Q1 – Understand the purpose of employment regulation and the way it is enforced in practice.
Explain the purpose of employment law and how it is enforced. Describe the role played by the tribunal and courts system in enforcing employment law. Include how cases are settled before and during formal legal proceedings. (1.1, 1.2, 1.3)
1.1 – Explain the aims and objectives of employment regulation
Employment law dates back to the 14th century, with the first labour legislation, the Ordinance of labourers passed in 1349 and consisted of regulations and price controls issued by King Edward 111. The purpose of the legislation was to maintain wages at rates to be fixed from time to time by the ...view middle of the document...
The purpose to ensure that judges pass in the main a consistent ruling. Common Law has an equal footing to that of statute.
In addition, we have European law, a major source of legislation related to employment matters for example, treaties (applies to trading activities across the UK), Regulations, Directives (UK Legislation) and decisions, which set precedence and legal test.
1.2 - Describe the role played by the tribunal and courts systems in enforcing employment law
The role of the tribunal and court systems in enforcing employment law is to ensure that cases brought before them are dealt with in a fair and consistent manner. Delivering an outcome that is consistent with the facts put before them. They have to consider the evidence placed by both the employee and the employer. In most cases it is for the employer to prove that they handled the case appropriately taking account of their internal procedures and ensuring that they were not in breach of any relevant employment legislation related to the employee and their circumstances.

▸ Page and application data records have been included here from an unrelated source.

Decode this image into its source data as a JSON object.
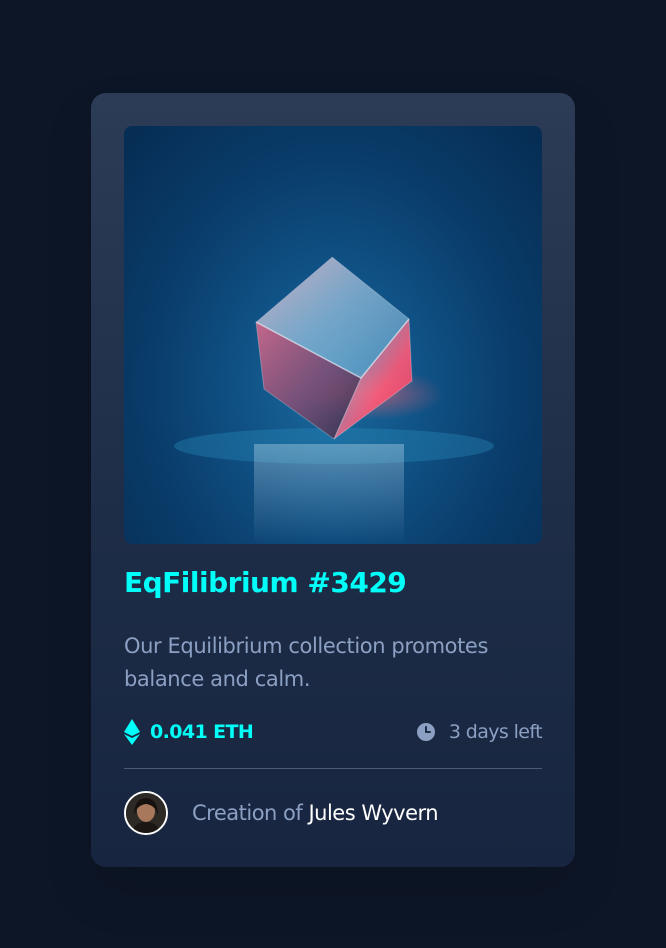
{
  "card": {
    "image_alt": "Equilibrium crystal cube",
    "title": "EqFilibrium #3429",
    "description": "Our Equilibrium collection promotes balance and calm.",
    "price": "0.041 ETH",
    "time_left": "3 days left",
    "creator_prefix": "Creation of ",
    "creator_name": "Jules Wyvern"
  },
  "icons": {
    "price": "ethereum-icon",
    "time": "clock-icon",
    "creator": "avatar"
  },
  "colors": {
    "page_background": "#0d1627",
    "card_background": "#1e2d47",
    "accent_cyan": "#00fff8",
    "muted_text": "#8ba0c3",
    "white_text": "#ffffff",
    "divider": "#4a5b78"
  }
}
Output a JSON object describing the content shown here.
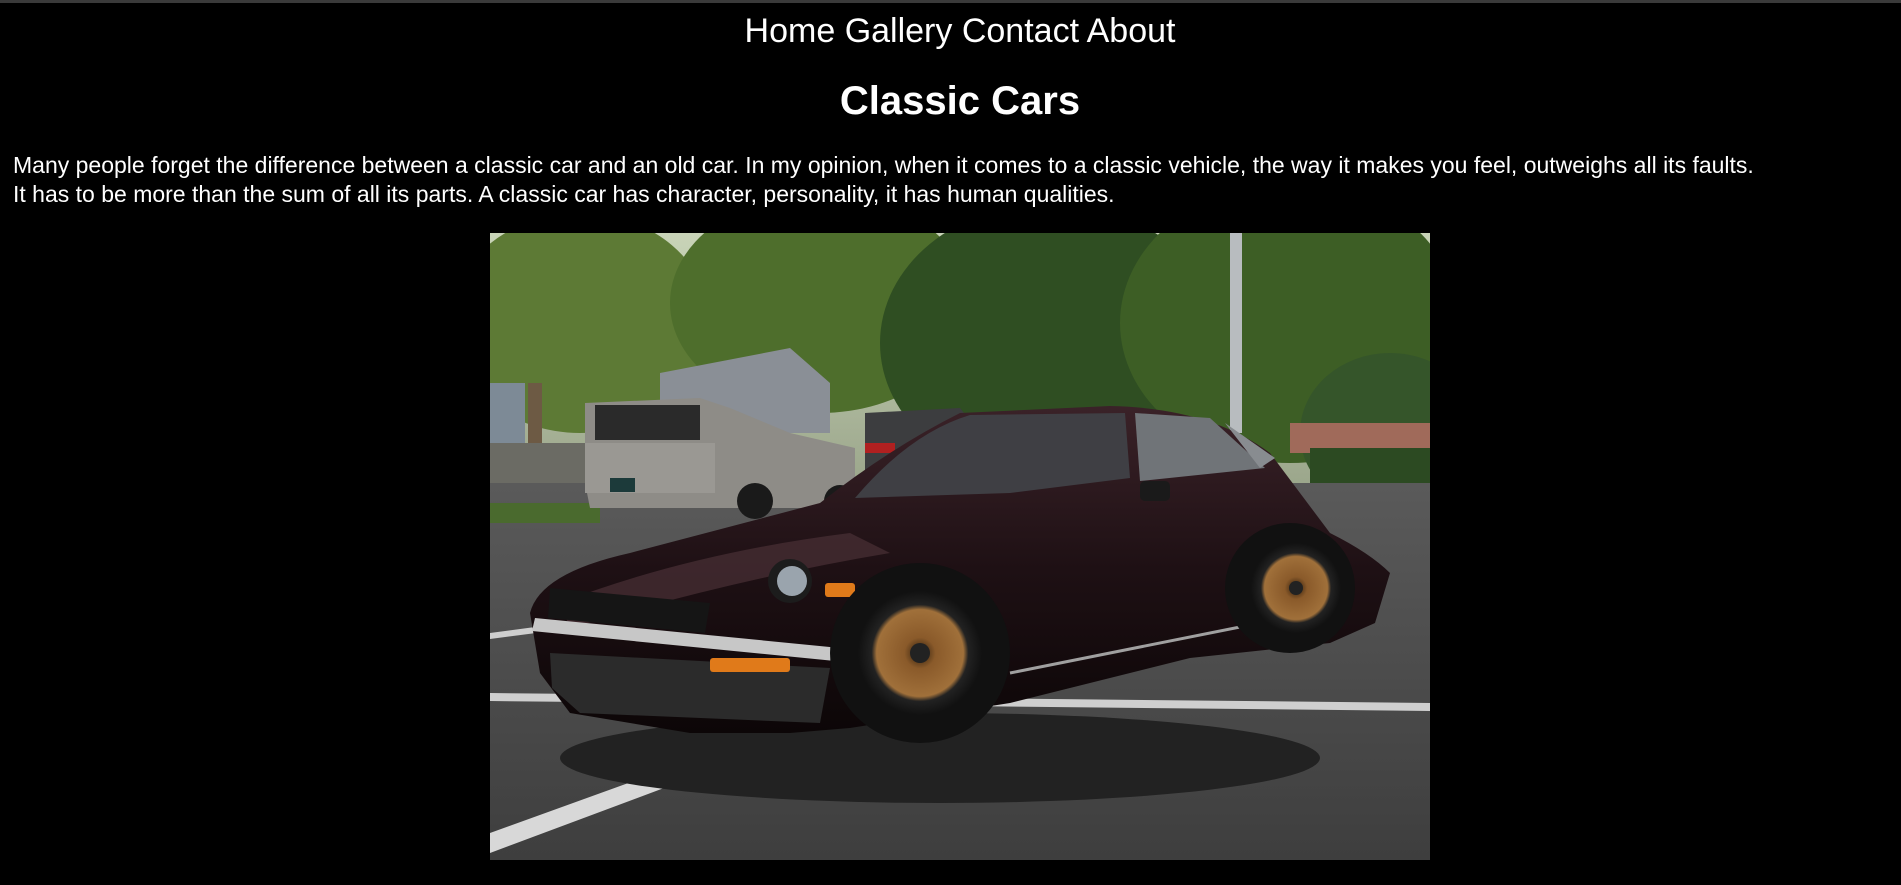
{
  "nav": {
    "items": [
      {
        "label": "Home"
      },
      {
        "label": "Gallery"
      },
      {
        "label": "Contact"
      },
      {
        "label": "About"
      }
    ]
  },
  "page": {
    "title": "Classic Cars",
    "intro_line1": "Many people forget the difference between a classic car and an old car. In my opinion, when it comes to a classic vehicle, the way it makes you feel, outweighs all its faults.",
    "intro_line2": "It has to be more than the sum of all its parts. A classic car has character, personality, it has human qualities."
  },
  "photo": {
    "subject": "Datsun 240Z classic sports car in a parking lot"
  },
  "colors": {
    "background": "#000000",
    "text": "#ffffff"
  }
}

In the UK most employment law is considered as a civil or private law and is enforced as a result of one party suing another. The primary outcomes sought is usually that of compensation. Cases brought before the court are generally made by a former or existing employee or a failed job applicant and they use the courts system to allege that their employer has in some way caused a detriment and has done this in contravention on the law.
Structure of the courts system

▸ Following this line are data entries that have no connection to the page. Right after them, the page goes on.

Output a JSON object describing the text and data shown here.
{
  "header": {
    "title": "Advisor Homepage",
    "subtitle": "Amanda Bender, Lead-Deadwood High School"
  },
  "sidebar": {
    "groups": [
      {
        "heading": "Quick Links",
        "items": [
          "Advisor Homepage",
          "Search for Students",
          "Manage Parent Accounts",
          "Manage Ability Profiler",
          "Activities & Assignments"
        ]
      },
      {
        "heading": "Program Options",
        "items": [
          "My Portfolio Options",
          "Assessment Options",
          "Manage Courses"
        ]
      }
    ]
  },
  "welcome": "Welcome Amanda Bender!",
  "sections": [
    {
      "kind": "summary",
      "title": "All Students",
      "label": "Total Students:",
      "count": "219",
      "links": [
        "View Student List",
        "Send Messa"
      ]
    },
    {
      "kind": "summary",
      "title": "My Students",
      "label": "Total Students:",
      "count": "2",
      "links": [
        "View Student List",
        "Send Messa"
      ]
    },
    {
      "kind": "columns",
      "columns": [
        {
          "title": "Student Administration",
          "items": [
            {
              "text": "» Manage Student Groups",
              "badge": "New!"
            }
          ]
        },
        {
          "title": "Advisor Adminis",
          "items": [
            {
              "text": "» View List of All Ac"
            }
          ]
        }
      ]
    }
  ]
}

Different types of case are dealt with in specific courts: for example, all criminal cases will start in the magistrates’ court, but the more serious criminal matters are committed (or sent) to the Crown Court. Appeals from the Crown Court will go to the High Court, and potentially to the Court of Appeal or even the Supreme Court.
Civil cases will sometimes be dealt with by magistrates, but may well go to a county court. Again, appeals will go to the High Court and then to the Court of Appeal – although to different divisions of those courts.

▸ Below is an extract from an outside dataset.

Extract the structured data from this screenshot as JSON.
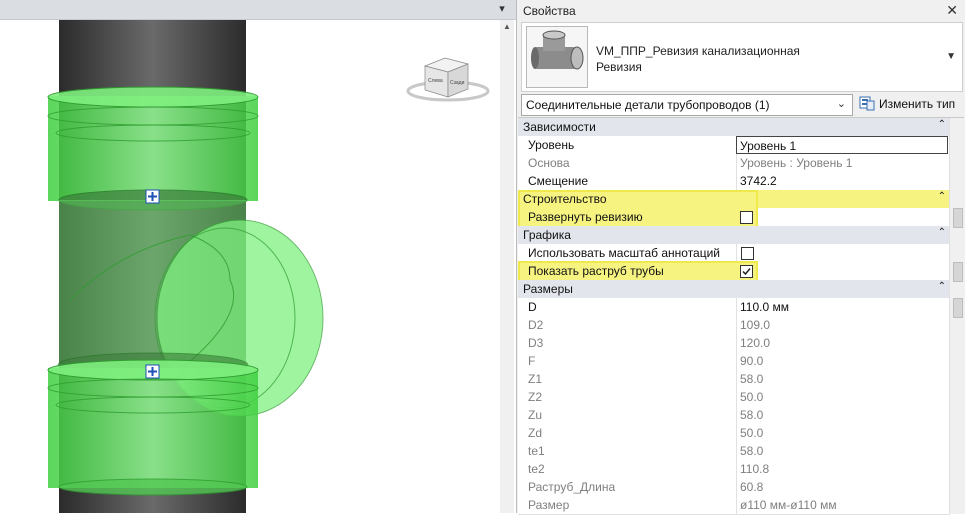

The tribunals system has its own structure for dealing with cases and appeals, but decisions from different chambers of the Upper Tribunal, and the Employment Appeals Tribunal, may also go to the Court of Appeal.
The courts structure covers England and Wales; the tribunals system covers England, Wales, and in some cases Northern Ireland and Scotland. (https://www.judiciary.gov.uk/about-the-judiciary/the-justice-system/court-structure/)
Employment cases can start in one of three courts, which court they commence in is partly dependent upon the level of compensation sought by the person making the claim. For example, employment tribunals generally hear cases made by a former employer are related to a breach of employment statute or where a breach of contract has been made and the level of compensation does not exceed £25,000. Breaches of common law e.g....